• **Data shown**:

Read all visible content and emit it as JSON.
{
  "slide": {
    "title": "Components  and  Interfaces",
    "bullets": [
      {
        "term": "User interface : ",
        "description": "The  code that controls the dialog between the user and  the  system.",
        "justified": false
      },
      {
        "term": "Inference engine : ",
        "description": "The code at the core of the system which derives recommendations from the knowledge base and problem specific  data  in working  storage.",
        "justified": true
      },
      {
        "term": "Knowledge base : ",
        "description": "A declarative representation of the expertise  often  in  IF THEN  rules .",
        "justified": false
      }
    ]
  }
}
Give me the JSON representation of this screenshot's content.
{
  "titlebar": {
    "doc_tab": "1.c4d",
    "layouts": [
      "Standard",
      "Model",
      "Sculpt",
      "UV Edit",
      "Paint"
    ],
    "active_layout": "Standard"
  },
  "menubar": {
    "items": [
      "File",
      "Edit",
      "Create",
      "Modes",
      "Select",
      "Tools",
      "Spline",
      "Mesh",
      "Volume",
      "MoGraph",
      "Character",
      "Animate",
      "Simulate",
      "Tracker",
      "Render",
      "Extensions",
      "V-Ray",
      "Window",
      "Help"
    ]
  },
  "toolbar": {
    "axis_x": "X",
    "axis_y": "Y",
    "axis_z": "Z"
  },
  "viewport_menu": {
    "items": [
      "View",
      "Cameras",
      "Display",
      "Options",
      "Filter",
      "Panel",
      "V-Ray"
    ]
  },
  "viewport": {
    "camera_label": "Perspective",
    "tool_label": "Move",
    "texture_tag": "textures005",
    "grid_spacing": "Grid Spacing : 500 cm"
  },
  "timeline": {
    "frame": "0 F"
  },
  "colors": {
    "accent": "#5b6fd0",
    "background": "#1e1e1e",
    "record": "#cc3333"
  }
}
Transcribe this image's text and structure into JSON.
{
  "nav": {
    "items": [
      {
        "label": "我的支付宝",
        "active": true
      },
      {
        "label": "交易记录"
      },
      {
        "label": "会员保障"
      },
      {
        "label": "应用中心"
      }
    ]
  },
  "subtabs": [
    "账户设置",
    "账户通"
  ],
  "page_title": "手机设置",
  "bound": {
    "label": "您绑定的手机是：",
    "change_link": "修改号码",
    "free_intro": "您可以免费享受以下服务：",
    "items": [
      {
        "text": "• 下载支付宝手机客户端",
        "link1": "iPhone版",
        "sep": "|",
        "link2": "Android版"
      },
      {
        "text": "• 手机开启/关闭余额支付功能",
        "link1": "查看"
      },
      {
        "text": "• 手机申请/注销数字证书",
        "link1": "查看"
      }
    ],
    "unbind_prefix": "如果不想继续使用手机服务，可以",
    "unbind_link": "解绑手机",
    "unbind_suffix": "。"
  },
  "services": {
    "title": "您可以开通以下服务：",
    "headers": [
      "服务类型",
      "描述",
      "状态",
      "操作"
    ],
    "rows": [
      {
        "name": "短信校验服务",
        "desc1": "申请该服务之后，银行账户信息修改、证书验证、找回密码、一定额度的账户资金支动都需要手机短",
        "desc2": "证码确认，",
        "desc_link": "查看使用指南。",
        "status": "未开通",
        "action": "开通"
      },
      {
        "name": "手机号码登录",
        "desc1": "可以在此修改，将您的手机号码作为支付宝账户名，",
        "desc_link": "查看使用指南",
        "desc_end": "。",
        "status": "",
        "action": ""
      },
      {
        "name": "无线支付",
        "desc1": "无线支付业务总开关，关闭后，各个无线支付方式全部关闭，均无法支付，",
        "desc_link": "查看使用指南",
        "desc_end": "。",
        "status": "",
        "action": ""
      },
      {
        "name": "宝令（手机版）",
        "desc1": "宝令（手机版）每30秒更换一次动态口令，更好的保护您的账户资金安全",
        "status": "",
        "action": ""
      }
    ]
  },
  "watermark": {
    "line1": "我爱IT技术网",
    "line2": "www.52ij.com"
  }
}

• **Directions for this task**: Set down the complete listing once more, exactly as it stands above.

• **Solution to this task**:
Read all visible content and emit it as JSON.
{
  "slide": {
    "title": "Components  and  Interfaces",
    "bullets": [
      {
        "term": "User interface : ",
        "description": "The  code that controls the dialog between the user and  the  system.",
        "justified": false
      },
      {
        "term": "Inference engine : ",
        "description": "The code at the core of the system which derives recommendations from the knowledge base and problem specific  data  in working  storage.",
        "justified": true
      },
      {
        "term": "Knowledge base : ",
        "description": "A declarative representation of the expertise  often  in  IF THEN  rules .",
        "justified": false
      }
    ]
  }
}
Give me the JSON representation of this screenshot's content.
{
  "titlebar": {
    "doc_tab": "1.c4d",
    "layouts": [
      "Standard",
      "Model",
      "Sculpt",
      "UV Edit",
      "Paint"
    ],
    "active_layout": "Standard"
  },
  "menubar": {
    "items": [
      "File",
      "Edit",
      "Create",
      "Modes",
      "Select",
      "Tools",
      "Spline",
      "Mesh",
      "Volume",
      "MoGraph",
      "Character",
      "Animate",
      "Simulate",
      "Tracker",
      "Render",
      "Extensions",
      "V-Ray",
      "Window",
      "Help"
    ]
  },
  "toolbar": {
    "axis_x": "X",
    "axis_y": "Y",
    "axis_z": "Z"
  },
  "viewport_menu": {
    "items": [
      "View",
      "Cameras",
      "Display",
      "Options",
      "Filter",
      "Panel",
      "V-Ray"
    ]
  },
  "viewport": {
    "camera_label": "Perspective",
    "tool_label": "Move",
    "texture_tag": "textures005",
    "grid_spacing": "Grid Spacing : 500 cm"
  },
  "timeline": {
    "frame": "0 F"
  },
  "colors": {
    "accent": "#5b6fd0",
    "background": "#1e1e1e",
    "record": "#cc3333"
  }
}
Transcribe this image's text and structure into JSON.
{
  "nav": {
    "items": [
      {
        "label": "我的支付宝",
        "active": true
      },
      {
        "label": "交易记录"
      },
      {
        "label": "会员保障"
      },
      {
        "label": "应用中心"
      }
    ]
  },
  "subtabs": [
    "账户设置",
    "账户通"
  ],
  "page_title": "手机设置",
  "bound": {
    "label": "您绑定的手机是：",
    "change_link": "修改号码",
    "free_intro": "您可以免费享受以下服务：",
    "items": [
      {
        "text": "• 下载支付宝手机客户端",
        "link1": "iPhone版",
        "sep": "|",
        "link2": "Android版"
      },
      {
        "text": "• 手机开启/关闭余额支付功能",
        "link1": "查看"
      },
      {
        "text": "• 手机申请/注销数字证书",
        "link1": "查看"
      }
    ],
    "unbind_prefix": "如果不想继续使用手机服务，可以",
    "unbind_link": "解绑手机",
    "unbind_suffix": "。"
  },
  "services": {
    "title": "您可以开通以下服务：",
    "headers": [
      "服务类型",
      "描述",
      "状态",
      "操作"
    ],
    "rows": [
      {
        "name": "短信校验服务",
        "desc1": "申请该服务之后，银行账户信息修改、证书验证、找回密码、一定额度的账户资金支动都需要手机短",
        "desc2": "证码确认，",
        "desc_link": "查看使用指南。",
        "status": "未开通",
        "action": "开通"
      },
      {
        "name": "手机号码登录",
        "desc1": "可以在此修改，将您的手机号码作为支付宝账户名，",
        "desc_link": "查看使用指南",
        "desc_end": "。",
        "status": "",
        "action": ""
      },
      {
        "name": "无线支付",
        "desc1": "无线支付业务总开关，关闭后，各个无线支付方式全部关闭，均无法支付，",
        "desc_link": "查看使用指南",
        "desc_end": "。",
        "status": "",
        "action": ""
      },
      {
        "name": "宝令（手机版）",
        "desc1": "宝令（手机版）每30秒更换一次动态口令，更好的保护您的账户资金安全",
        "status": "",
        "action": ""
      }
    ]
  },
  "watermark": {
    "line1": "我爱IT技术网",
    "line2": "www.52ij.com"
  }
}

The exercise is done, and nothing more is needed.